▶ [EXERCISE REQUIREMENTS] Using the records below, copy every line that holds the string "selector".

▶ [DATA EXCERPTS]

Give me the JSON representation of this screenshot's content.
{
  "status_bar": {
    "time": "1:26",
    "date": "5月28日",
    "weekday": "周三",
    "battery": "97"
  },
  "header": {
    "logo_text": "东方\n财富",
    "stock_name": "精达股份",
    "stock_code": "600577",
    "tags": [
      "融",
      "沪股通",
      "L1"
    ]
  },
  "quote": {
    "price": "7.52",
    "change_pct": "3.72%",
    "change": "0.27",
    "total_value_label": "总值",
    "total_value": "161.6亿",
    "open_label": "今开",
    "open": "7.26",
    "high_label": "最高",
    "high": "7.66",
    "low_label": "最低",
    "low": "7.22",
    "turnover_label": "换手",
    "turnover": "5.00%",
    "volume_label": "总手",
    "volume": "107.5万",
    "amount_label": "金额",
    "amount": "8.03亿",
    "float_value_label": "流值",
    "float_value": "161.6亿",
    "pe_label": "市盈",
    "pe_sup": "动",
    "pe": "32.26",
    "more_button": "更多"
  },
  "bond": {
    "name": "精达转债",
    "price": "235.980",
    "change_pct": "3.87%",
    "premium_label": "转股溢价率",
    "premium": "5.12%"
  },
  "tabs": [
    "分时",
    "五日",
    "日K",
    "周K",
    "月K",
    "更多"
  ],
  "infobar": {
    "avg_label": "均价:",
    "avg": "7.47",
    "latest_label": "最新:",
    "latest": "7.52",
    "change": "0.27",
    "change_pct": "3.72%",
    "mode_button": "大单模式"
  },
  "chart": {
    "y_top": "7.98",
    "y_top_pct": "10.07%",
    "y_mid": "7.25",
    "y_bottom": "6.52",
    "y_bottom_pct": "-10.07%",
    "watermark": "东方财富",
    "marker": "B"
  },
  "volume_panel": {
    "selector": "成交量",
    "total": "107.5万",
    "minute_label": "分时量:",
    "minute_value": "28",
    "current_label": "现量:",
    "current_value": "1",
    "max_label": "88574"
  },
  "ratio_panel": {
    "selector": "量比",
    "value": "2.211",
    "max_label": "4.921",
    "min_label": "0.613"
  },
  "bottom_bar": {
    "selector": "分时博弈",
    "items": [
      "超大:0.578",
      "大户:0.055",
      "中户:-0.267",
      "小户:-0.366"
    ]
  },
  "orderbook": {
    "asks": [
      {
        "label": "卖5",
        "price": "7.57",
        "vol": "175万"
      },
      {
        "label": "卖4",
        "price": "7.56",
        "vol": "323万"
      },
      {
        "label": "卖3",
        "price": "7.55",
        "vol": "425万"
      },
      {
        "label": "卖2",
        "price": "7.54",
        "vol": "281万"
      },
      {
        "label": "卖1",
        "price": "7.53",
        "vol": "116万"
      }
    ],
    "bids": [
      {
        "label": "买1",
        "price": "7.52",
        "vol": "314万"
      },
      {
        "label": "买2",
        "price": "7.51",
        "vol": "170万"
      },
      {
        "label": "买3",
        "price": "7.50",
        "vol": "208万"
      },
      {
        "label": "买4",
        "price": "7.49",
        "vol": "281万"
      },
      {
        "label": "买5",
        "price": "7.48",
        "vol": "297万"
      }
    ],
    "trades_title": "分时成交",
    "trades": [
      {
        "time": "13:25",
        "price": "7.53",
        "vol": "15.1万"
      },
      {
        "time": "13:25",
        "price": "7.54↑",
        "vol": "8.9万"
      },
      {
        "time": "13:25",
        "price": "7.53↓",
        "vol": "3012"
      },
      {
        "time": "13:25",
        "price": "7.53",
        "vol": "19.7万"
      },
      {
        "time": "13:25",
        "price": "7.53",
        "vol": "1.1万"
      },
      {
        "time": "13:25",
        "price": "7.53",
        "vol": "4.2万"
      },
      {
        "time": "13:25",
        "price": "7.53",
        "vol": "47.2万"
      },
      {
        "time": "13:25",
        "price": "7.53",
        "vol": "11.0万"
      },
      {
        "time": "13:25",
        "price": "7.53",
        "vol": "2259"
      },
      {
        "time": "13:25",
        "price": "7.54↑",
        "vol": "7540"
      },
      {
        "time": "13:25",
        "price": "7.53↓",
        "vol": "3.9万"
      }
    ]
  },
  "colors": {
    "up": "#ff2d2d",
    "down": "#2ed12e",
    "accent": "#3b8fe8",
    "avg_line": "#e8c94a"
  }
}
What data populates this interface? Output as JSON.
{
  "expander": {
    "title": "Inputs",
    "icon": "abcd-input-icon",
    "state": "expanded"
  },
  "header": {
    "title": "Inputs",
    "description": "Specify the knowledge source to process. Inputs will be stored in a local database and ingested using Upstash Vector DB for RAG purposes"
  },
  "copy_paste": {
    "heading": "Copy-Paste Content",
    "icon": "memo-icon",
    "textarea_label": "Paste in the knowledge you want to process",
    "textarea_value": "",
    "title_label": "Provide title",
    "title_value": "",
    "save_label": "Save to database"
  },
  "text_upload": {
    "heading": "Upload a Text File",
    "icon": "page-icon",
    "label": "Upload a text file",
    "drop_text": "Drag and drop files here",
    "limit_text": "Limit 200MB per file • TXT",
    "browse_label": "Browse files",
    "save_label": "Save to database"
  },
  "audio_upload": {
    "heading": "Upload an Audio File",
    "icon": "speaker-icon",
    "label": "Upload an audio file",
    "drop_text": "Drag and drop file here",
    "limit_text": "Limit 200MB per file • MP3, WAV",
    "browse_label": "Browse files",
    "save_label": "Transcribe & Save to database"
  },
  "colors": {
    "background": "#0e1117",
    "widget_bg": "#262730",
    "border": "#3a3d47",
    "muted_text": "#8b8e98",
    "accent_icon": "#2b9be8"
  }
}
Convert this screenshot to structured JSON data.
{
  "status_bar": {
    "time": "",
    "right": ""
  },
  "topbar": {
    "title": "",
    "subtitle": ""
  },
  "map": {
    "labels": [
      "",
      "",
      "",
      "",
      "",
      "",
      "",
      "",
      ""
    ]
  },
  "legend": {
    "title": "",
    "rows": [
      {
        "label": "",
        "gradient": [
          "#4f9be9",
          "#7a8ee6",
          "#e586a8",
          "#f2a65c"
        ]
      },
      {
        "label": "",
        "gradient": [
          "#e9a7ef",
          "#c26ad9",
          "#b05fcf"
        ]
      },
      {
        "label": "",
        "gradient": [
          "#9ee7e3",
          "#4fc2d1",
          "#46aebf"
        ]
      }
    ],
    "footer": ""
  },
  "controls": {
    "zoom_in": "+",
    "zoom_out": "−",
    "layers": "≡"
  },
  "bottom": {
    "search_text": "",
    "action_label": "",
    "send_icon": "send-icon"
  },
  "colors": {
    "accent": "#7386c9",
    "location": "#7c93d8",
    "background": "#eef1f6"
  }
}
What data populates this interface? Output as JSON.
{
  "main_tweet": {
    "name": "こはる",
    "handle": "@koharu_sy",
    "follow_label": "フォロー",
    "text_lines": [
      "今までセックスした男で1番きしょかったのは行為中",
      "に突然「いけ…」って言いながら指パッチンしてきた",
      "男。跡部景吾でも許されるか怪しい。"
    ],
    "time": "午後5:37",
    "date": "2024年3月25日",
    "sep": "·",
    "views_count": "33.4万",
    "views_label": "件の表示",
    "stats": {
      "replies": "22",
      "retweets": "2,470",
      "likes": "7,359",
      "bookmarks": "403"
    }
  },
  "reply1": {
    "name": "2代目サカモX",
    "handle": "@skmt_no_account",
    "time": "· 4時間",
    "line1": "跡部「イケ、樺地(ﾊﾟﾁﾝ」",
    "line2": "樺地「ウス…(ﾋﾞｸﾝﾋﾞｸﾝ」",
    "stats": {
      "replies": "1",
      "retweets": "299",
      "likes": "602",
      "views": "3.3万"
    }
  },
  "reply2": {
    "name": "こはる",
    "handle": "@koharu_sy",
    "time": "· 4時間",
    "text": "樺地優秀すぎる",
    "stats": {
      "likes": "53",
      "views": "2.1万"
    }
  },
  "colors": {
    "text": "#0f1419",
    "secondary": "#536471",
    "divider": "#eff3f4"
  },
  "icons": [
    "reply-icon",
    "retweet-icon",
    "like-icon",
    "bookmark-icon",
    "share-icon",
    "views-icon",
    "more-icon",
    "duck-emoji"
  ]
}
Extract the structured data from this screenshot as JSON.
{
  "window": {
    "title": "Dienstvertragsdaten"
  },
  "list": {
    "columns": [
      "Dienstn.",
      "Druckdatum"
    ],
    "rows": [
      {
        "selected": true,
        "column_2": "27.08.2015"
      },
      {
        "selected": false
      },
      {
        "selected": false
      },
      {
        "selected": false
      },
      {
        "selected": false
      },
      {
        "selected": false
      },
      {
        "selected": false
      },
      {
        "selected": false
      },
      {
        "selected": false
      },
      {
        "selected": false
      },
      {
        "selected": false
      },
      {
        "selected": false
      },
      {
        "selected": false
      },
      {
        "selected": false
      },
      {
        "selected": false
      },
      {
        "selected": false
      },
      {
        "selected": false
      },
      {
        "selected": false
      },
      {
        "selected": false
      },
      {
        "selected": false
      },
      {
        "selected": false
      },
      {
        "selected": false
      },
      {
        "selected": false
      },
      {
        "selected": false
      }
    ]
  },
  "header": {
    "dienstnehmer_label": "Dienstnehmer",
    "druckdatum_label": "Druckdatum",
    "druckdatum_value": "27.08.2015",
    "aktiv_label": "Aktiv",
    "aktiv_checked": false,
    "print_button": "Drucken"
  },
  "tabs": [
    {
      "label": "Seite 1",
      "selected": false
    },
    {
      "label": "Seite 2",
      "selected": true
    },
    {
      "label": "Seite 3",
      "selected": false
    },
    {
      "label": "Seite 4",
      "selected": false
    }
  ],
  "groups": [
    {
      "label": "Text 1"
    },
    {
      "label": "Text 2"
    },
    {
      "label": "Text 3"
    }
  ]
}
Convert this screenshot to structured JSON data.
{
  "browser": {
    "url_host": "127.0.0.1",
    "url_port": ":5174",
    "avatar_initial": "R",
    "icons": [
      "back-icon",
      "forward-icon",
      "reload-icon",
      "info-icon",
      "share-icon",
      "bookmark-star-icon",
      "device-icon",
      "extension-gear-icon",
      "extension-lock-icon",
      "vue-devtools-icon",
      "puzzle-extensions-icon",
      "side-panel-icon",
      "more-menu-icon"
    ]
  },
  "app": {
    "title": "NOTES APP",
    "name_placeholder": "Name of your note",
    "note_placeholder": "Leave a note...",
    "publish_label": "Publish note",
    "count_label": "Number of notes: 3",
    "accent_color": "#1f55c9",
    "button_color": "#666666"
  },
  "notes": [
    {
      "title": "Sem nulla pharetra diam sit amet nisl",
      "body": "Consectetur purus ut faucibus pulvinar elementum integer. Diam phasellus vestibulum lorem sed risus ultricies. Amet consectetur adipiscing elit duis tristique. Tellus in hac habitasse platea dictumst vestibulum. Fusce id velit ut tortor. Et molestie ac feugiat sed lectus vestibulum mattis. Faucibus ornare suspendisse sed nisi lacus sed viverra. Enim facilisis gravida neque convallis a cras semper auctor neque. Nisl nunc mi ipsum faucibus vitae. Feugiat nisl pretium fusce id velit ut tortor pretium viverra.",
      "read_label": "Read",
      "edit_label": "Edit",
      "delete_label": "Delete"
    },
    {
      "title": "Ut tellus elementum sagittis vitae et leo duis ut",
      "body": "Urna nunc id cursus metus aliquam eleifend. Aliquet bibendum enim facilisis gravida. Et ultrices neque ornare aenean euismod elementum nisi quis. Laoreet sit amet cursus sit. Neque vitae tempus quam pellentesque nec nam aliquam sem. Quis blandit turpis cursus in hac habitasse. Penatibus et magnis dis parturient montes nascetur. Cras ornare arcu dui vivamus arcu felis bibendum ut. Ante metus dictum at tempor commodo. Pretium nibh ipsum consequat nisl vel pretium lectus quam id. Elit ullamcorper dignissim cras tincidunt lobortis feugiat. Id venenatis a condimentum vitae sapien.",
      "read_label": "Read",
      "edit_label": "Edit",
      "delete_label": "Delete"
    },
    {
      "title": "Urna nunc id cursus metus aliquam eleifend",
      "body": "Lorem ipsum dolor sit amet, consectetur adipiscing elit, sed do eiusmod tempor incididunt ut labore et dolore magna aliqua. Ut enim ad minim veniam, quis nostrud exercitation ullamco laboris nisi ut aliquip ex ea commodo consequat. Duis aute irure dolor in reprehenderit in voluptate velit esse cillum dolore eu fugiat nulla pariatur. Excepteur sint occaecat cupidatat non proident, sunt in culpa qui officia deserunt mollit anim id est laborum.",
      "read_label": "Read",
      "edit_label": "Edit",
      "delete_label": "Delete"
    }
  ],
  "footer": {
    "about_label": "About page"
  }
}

▶ [EXERCISE RESPONSE]
    "selector": "成交量",
    "selector": "量比",
    "selector": "分时博弈",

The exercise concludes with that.